Controversial coal-burning under the Firth of the Forth that could have generated hundreds of jobs for Fife has been banned.
The energy minister said the SNP Government cannot support underground coal gasification in Scotland because of the “numerous and serious environmental risks” posed by the energy extraction technique.
Cluff Natural Resources had hoped to build the UK’s first UCG plant in Fife, saying it would generate £600m for the local economy, as well as hundreds of new jobs.
UCG involves burning coal seams underground to extract gas.
Paul Wheelhouse, the energy minister, said: “It is the Scottish Government’s view that UCG poses numerous and serious environmental risks and, on that basis, the Scottish Government cannot support this technology.
“Accordingly, UCG will have no place in Scotland’s energy mix at this time.”

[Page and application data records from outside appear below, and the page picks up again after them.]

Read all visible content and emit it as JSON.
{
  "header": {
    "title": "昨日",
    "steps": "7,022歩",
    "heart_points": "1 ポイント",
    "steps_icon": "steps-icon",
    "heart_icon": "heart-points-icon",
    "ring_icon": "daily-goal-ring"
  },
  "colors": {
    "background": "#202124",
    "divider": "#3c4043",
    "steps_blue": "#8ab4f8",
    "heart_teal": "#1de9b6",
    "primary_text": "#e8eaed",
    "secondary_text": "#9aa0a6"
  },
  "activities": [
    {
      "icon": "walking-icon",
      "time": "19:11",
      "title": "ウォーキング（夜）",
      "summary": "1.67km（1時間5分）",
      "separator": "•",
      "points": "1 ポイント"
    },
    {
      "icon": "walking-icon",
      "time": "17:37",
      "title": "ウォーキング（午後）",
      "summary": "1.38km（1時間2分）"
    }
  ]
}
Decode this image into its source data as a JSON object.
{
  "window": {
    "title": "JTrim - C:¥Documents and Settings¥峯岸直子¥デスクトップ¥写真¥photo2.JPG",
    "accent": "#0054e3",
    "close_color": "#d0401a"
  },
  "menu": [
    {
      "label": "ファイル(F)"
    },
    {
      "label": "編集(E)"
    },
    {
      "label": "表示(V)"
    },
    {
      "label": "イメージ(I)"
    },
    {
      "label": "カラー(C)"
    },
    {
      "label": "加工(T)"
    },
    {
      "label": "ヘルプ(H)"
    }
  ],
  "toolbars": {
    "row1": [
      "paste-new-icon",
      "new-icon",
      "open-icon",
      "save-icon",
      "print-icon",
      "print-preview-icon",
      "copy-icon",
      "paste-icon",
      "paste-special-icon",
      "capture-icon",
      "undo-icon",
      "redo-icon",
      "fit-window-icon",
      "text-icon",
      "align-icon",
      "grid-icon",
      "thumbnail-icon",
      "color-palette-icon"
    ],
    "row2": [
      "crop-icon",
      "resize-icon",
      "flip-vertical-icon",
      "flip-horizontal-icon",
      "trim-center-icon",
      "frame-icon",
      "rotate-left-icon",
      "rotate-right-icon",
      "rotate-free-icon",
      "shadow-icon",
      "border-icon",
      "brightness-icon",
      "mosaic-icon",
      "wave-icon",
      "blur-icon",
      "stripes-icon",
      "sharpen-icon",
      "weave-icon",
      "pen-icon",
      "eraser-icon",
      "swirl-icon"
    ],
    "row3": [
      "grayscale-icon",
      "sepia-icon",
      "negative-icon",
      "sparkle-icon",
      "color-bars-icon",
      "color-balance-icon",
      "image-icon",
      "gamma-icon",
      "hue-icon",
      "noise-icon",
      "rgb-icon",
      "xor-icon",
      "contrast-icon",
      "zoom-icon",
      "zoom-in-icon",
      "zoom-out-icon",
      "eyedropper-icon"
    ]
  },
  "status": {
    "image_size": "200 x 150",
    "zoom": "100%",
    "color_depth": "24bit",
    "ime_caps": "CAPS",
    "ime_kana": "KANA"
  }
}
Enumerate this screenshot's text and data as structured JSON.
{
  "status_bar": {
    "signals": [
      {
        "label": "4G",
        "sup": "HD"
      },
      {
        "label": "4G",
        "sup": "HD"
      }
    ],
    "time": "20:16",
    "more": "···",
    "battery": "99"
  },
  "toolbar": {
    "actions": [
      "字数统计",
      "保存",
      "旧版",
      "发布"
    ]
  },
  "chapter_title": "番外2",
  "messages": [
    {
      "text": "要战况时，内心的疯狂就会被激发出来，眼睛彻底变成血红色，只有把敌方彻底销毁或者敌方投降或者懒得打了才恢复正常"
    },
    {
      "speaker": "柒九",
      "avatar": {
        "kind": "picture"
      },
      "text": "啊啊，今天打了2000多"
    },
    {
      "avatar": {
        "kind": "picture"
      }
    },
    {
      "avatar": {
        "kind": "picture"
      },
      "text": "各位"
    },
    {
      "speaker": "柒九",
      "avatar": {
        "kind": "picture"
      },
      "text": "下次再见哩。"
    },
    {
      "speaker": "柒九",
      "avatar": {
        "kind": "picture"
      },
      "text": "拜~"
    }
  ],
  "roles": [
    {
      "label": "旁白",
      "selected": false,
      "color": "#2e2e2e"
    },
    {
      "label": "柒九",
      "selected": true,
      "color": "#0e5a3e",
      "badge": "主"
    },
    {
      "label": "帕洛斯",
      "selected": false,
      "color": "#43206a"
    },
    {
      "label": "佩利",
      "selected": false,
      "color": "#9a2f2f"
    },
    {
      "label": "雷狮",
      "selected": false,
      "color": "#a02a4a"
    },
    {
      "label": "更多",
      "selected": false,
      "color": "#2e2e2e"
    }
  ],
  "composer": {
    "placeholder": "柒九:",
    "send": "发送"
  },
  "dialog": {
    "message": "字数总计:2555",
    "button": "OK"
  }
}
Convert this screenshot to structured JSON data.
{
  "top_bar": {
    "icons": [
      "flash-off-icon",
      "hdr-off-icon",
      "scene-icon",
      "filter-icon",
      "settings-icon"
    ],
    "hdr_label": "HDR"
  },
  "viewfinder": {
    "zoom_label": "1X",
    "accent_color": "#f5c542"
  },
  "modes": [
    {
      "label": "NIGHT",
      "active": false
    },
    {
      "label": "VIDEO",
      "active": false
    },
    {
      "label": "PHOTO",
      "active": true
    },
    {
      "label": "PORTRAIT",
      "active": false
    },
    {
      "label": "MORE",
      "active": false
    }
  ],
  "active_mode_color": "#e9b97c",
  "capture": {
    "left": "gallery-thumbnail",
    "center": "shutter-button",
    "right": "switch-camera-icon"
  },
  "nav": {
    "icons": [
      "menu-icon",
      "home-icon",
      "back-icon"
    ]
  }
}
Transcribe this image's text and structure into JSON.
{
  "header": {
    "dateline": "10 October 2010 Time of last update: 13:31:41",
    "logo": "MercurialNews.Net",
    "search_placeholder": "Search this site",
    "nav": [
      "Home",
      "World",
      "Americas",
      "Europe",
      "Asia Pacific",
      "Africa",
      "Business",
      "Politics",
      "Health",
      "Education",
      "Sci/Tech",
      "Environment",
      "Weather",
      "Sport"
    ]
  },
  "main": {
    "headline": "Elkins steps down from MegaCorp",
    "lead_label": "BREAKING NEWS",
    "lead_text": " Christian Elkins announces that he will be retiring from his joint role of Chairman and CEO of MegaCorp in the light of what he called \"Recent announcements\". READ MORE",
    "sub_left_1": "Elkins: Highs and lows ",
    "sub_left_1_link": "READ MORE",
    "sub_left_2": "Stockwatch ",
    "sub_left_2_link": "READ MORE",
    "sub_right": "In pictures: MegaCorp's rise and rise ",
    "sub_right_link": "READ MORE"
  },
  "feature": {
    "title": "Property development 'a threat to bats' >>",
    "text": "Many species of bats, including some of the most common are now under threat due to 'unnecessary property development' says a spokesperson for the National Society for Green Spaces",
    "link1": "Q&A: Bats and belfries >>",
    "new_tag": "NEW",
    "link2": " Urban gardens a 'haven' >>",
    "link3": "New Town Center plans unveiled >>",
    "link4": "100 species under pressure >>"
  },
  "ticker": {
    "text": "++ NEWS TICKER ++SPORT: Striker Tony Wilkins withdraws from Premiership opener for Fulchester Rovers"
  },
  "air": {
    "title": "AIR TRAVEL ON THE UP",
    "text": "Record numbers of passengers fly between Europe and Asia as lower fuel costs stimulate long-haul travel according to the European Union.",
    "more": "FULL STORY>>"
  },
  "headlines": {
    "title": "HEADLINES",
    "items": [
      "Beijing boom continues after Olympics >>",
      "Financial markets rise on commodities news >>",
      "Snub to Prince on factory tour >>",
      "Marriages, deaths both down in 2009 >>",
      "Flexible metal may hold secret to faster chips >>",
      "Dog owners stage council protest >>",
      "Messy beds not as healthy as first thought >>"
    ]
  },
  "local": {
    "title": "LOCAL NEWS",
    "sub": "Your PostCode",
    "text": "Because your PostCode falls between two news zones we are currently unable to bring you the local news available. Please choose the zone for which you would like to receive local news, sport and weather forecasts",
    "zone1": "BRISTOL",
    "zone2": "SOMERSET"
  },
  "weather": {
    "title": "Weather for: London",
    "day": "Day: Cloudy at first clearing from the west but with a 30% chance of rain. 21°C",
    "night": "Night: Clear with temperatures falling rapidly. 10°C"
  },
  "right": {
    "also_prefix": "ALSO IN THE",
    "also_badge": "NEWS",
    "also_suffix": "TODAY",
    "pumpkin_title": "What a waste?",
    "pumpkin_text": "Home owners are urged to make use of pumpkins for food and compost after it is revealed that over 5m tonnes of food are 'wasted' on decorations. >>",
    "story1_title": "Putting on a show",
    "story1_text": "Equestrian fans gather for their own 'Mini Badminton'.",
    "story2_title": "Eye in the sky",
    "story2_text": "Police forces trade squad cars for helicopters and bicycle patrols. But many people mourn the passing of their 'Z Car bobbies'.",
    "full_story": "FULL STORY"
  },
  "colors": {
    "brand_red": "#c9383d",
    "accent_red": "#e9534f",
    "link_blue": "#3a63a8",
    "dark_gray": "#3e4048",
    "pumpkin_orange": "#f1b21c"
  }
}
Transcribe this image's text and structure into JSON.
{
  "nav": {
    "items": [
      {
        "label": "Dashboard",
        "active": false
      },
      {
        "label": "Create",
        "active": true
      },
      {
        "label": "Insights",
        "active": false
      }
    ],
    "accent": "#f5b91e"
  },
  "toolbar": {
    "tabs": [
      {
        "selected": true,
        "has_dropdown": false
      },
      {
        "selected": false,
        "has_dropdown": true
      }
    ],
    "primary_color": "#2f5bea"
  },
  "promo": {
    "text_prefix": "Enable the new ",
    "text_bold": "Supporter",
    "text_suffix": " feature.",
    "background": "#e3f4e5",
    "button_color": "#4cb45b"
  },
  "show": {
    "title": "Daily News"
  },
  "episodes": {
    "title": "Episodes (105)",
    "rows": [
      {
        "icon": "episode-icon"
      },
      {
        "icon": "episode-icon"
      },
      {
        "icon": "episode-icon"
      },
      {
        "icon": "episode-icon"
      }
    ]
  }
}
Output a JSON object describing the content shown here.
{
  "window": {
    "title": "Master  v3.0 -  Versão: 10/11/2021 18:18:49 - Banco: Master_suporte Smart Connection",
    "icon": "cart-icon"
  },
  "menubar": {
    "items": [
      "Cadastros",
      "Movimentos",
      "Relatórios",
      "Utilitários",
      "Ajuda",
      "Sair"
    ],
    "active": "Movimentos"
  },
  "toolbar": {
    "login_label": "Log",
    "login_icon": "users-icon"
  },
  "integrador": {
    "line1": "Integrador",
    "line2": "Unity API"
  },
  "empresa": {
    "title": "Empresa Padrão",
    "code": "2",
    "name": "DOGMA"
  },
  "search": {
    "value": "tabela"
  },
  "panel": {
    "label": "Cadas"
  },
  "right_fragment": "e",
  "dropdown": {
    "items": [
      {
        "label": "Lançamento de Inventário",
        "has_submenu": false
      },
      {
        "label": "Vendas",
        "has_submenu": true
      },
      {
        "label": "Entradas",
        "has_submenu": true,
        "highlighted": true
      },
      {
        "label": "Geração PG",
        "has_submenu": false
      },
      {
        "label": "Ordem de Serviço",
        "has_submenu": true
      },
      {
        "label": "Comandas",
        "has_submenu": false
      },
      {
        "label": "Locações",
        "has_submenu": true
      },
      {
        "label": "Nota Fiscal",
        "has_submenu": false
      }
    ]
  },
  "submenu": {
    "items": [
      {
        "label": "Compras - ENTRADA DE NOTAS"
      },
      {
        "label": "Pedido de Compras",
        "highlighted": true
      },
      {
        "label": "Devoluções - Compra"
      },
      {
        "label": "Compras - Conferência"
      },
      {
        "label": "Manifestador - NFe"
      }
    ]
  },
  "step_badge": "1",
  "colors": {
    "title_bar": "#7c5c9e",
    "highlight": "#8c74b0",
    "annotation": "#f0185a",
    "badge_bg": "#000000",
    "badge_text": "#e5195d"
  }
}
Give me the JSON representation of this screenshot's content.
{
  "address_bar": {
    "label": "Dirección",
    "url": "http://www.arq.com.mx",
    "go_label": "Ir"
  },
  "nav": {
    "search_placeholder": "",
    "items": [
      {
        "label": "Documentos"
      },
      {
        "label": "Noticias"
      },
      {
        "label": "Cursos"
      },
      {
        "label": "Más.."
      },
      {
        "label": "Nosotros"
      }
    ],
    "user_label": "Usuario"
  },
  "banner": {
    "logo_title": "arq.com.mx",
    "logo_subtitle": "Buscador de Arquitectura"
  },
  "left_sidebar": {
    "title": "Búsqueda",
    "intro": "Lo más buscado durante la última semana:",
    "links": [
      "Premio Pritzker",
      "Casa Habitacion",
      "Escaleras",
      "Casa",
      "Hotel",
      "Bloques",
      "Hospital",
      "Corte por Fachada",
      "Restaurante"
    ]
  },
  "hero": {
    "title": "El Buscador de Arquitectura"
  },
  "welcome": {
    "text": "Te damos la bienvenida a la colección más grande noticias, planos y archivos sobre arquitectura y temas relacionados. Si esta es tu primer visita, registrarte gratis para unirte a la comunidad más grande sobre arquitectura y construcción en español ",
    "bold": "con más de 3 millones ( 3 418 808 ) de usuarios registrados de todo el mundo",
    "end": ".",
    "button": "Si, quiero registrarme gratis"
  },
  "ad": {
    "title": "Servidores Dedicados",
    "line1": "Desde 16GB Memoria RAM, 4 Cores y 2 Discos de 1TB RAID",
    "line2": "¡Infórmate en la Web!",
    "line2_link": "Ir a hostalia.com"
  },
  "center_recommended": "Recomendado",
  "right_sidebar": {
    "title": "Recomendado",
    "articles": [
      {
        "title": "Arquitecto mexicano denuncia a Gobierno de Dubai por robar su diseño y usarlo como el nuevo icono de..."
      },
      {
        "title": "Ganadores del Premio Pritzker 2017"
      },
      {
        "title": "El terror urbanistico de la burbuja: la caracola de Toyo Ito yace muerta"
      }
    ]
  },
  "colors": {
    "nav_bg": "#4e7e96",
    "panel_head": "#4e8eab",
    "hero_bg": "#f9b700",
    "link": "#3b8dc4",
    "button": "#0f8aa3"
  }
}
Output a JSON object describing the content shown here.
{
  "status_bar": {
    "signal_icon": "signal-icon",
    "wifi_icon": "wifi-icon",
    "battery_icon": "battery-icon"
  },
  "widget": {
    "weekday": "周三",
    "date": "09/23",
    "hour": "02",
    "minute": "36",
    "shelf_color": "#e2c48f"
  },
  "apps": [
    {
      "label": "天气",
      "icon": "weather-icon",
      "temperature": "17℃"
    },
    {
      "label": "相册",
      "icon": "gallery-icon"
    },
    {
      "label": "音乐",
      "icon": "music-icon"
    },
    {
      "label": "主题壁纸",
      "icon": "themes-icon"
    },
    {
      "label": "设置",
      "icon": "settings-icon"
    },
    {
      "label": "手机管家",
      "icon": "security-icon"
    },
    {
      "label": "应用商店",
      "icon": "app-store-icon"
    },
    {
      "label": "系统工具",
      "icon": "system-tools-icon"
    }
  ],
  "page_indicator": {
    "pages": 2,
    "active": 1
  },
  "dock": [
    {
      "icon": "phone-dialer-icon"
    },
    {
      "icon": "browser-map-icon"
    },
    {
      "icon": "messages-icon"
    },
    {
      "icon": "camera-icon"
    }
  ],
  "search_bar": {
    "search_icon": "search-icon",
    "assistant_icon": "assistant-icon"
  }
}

Andrew Nunn, the chief operating officer for CNR, said it is “disappointing” the Scottish Government “decided not to trust” its own regulators and Scotland’s science and engineering talent to develop a safe industry.
Mr Wheelhouse said he made the decision having regard to evidence from Professor Campbell Gemmell, from Glasgow University, who compiled an independent examination of UCG.
Although Holyrood does not have powers over UCG licensing, Mr Wheelhouse said the Scottish Government will use planning and environmental powers to ensure applications do not get the necessary permission.
A moratorium on UCG was imposed by Scottish ministers in October last year.
Thursday’s announcement to MSPs means that has effectively been extended into a permanent ban, although the Scottish Government has left open the prospect of UCG being allowed in the future.
Mr Wheelhouse said: “I cannot predict what kind of clean energy technologies may be available in the decades to come, but what is certain is that this coal resource will still be there.”
Alexander Burnett, for the Scottish Conservatives, said it is “deeply disappointing” the Scottish Government are blocking UCG.
“The SNP has closed the door on shale, and now it’s doing the same for underground coal gasification,” he said.
“These technologies could create thousands of jobs, boost the economy and lower future energy bills.”
Mr Burnett added: “If we don’t start embracing these technologies, we risk getting left behind altogether.”
The move has been welcomed by to others, who say there are too many risks associated with UCG and that Scotland should be moving away from the burning of fossil fuels.
Scottish Liberal Democrat energy spokesman Liam McArthur MSP said the “last thing we need is to open a new front for carbon emissions” by allowing UCG.
“Boosting our renewable sector in the face of Tory cuts should be the priority,” he added.
Scottish Labour’s environment spokeswoman Claudia Beamish said: “This is a welcome step – but it must be the first step to a ban on fracking in Scotland.”
WWF Scotland director Lang Banks said: “In the coming months we hope Scottish Ministers will similarly reject plans to frack for gas.
“The science is clear – to protect our climate the vast majority of fossil fuel reserves must remain unburned.”
UCG is different to onshore unconventional oil and gas extraction, which includes fracking and is still subject to a temporary ban.
The minister said there will be an update on the future of fracking soon “as soon as possible” after parliament reconvenes from recess later this month.